- TASK REQUIREMENTS -
Without including any images, reproduce each entry exactly.

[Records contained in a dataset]
=== Begin Enclosure ===
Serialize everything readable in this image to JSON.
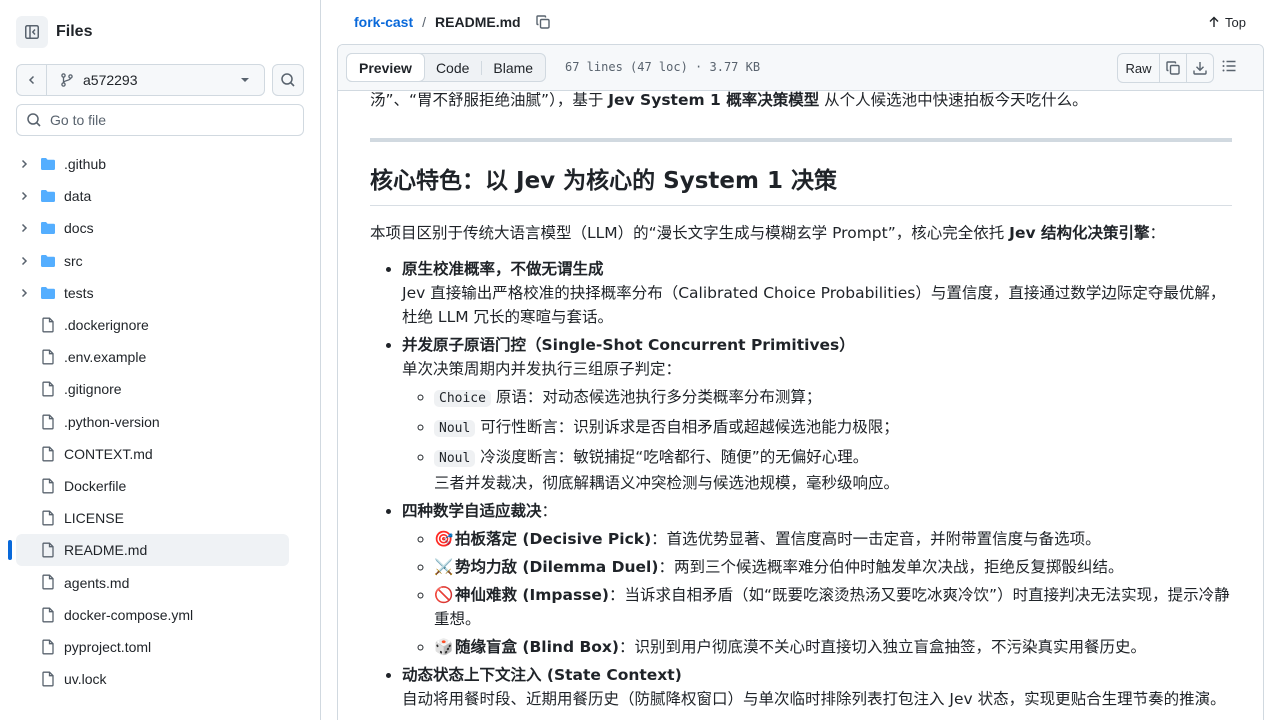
{
  "sidebar": {
    "title": "Files",
    "branch": "a572293",
    "goto_placeholder": "Go to file",
    "items": [
      {
        "type": "folder",
        "name": ".github"
      },
      {
        "type": "folder",
        "name": "data"
      },
      {
        "type": "folder",
        "name": "docs"
      },
      {
        "type": "folder",
        "name": "src"
      },
      {
        "type": "folder",
        "name": "tests"
      },
      {
        "type": "file",
        "name": ".dockerignore"
      },
      {
        "type": "file",
        "name": ".env.example"
      },
      {
        "type": "file",
        "name": ".gitignore"
      },
      {
        "type": "file",
        "name": ".python-version"
      },
      {
        "type": "file",
        "name": "CONTEXT.md"
      },
      {
        "type": "file",
        "name": "Dockerfile"
      },
      {
        "type": "file",
        "name": "LICENSE"
      },
      {
        "type": "file",
        "name": "README.md",
        "active": true
      },
      {
        "type": "file",
        "name": "agents.md"
      },
      {
        "type": "file",
        "name": "docker-compose.yml"
      },
      {
        "type": "file",
        "name": "pyproject.toml"
      },
      {
        "type": "file",
        "name": "uv.lock"
      }
    ]
  },
  "breadcrumb": {
    "repo": "fork-cast",
    "separator": "/",
    "file": "README.md",
    "top_label": "Top"
  },
  "file_header": {
    "tabs": [
      "Preview",
      "Code",
      "Blame"
    ],
    "meta": "67 lines (47 loc) · 3.77 KB",
    "raw_label": "Raw"
  },
  "readme": {
    "intro_a": "汤”、“胃不舒服拒绝油腻”），基于 ",
    "intro_b": "Jev System 1 概率决策模型",
    "intro_c": " 从个人候选池中快速拍板今天吃什么。",
    "heading": "核心特色：以 Jev 为核心的 System 1 决策",
    "para_a": "本项目区别于传统大语言模型（LLM）的“漫长文字生成与模糊玄学 Prompt”，核心完全依托 ",
    "para_b": "Jev 结构化决策引擎",
    "para_c": "：",
    "f1_title": "原生校准概率，不做无谓生成",
    "f1_body": "Jev 直接输出严格校准的抉择概率分布（Calibrated Choice Probabilities）与置信度，直接通过数学边际定夺最优解，杜绝 LLM 冗长的寒暄与套话。",
    "f2_title": "并发原子原语门控（Single-Shot Concurrent Primitives）",
    "f2_body": "单次决策周期内并发执行三组原子判定：",
    "f2_items": [
      {
        "code": "Choice",
        "text": " 原语：对动态候选池执行多分类概率分布测算；"
      },
      {
        "code": "Noul",
        "text": " 可行性断言：识别诉求是否自相矛盾或超越候选池能力极限；"
      },
      {
        "code": "Noul",
        "text": " 冷淡度断言：敏锐捕捉“吃啥都行、随便”的无偏好心理。"
      }
    ],
    "f2_tail": "三者并发裁决，彻底解耦语义冲突检测与候选池规模，毫秒级响应。",
    "f3_title": "四种数学自适应裁决",
    "f3_colon": "：",
    "f3_items": [
      {
        "emoji": "🎯",
        "title": "拍板落定 (Decisive Pick)",
        "text": "：首选优势显著、置信度高时一击定音，并附带置信度与备选项。"
      },
      {
        "emoji": "⚔️",
        "title": "势均力敌 (Dilemma Duel)",
        "text": "：两到三个候选概率难分伯仲时触发单次决战，拒绝反复掷骰纠结。"
      },
      {
        "emoji": "🚫",
        "title": "神仙难救 (Impasse)",
        "text": "：当诉求自相矛盾（如“既要吃滚烫热汤又要吃冰爽冷饮”）时直接判决无法实现，提示冷静重想。"
      },
      {
        "emoji": "🎲",
        "title": "随缘盲盒 (Blind Box)",
        "text": "：识别到用户彻底漠不关心时直接切入独立盲盒抽签，不污染真实用餐历史。"
      }
    ],
    "f4_title": "动态状态上下文注入 (State Context)",
    "f4_body": "自动将用餐时段、近期用餐历史（防腻降权窗口）与单次临时排除列表打包注入 Jev 状态，实现更贴合生理节奏的推演。"
  }
}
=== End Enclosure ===
- RESPONSE TO THE TASK -
Serialize everything readable in this image to JSON.
{
  "sidebar": {
    "title": "Files",
    "branch": "a572293",
    "goto_placeholder": "Go to file",
    "items": [
      {
        "type": "folder",
        "name": ".github"
      },
      {
        "type": "folder",
        "name": "data"
      },
      {
        "type": "folder",
        "name": "docs"
      },
      {
        "type": "folder",
        "name": "src"
      },
      {
        "type": "folder",
        "name": "tests"
      },
      {
        "type": "file",
        "name": ".dockerignore"
      },
      {
        "type": "file",
        "name": ".env.example"
      },
      {
        "type": "file",
        "name": ".gitignore"
      },
      {
        "type": "file",
        "name": ".python-version"
      },
      {
        "type": "file",
        "name": "CONTEXT.md"
      },
      {
        "type": "file",
        "name": "Dockerfile"
      },
      {
        "type": "file",
        "name": "LICENSE"
      },
      {
        "type": "file",
        "name": "README.md",
        "active": true
      },
      {
        "type": "file",
        "name": "agents.md"
      },
      {
        "type": "file",
        "name": "docker-compose.yml"
      },
      {
        "type": "file",
        "name": "pyproject.toml"
      },
      {
        "type": "file",
        "name": "uv.lock"
      }
    ]
  },
  "breadcrumb": {
    "repo": "fork-cast",
    "separator": "/",
    "file": "README.md",
    "top_label": "Top"
  },
  "file_header": {
    "tabs": [
      "Preview",
      "Code",
      "Blame"
    ],
    "meta": "67 lines (47 loc) · 3.77 KB",
    "raw_label": "Raw"
  },
  "readme": {
    "intro_a": "汤”、“胃不舒服拒绝油腻”），基于 ",
    "intro_b": "Jev System 1 概率决策模型",
    "intro_c": " 从个人候选池中快速拍板今天吃什么。",
    "heading": "核心特色：以 Jev 为核心的 System 1 决策",
    "para_a": "本项目区别于传统大语言模型（LLM）的“漫长文字生成与模糊玄学 Prompt”，核心完全依托 ",
    "para_b": "Jev 结构化决策引擎",
    "para_c": "：",
    "f1_title": "原生校准概率，不做无谓生成",
    "f1_body": "Jev 直接输出严格校准的抉择概率分布（Calibrated Choice Probabilities）与置信度，直接通过数学边际定夺最优解，杜绝 LLM 冗长的寒暄与套话。",
    "f2_title": "并发原子原语门控（Single-Shot Concurrent Primitives）",
    "f2_body": "单次决策周期内并发执行三组原子判定：",
    "f2_items": [
      {
        "code": "Choice",
        "text": " 原语：对动态候选池执行多分类概率分布测算；"
      },
      {
        "code": "Noul",
        "text": " 可行性断言：识别诉求是否自相矛盾或超越候选池能力极限；"
      },
      {
        "code": "Noul",
        "text": " 冷淡度断言：敏锐捕捉“吃啥都行、随便”的无偏好心理。"
      }
    ],
    "f2_tail": "三者并发裁决，彻底解耦语义冲突检测与候选池规模，毫秒级响应。",
    "f3_title": "四种数学自适应裁决",
    "f3_colon": "：",
    "f3_items": [
      {
        "emoji": "🎯",
        "title": "拍板落定 (Decisive Pick)",
        "text": "：首选优势显著、置信度高时一击定音，并附带置信度与备选项。"
      },
      {
        "emoji": "⚔️",
        "title": "势均力敌 (Dilemma Duel)",
        "text": "：两到三个候选概率难分伯仲时触发单次决战，拒绝反复掷骰纠结。"
      },
      {
        "emoji": "🚫",
        "title": "神仙难救 (Impasse)",
        "text": "：当诉求自相矛盾（如“既要吃滚烫热汤又要吃冰爽冷饮”）时直接判决无法实现，提示冷静重想。"
      },
      {
        "emoji": "🎲",
        "title": "随缘盲盒 (Blind Box)",
        "text": "：识别到用户彻底漠不关心时直接切入独立盲盒抽签，不污染真实用餐历史。"
      }
    ],
    "f4_title": "动态状态上下文注入 (State Context)",
    "f4_body": "自动将用餐时段、近期用餐历史（防腻降权窗口）与单次临时排除列表打包注入 Jev 状态，实现更贴合生理节奏的推演。"
  }
}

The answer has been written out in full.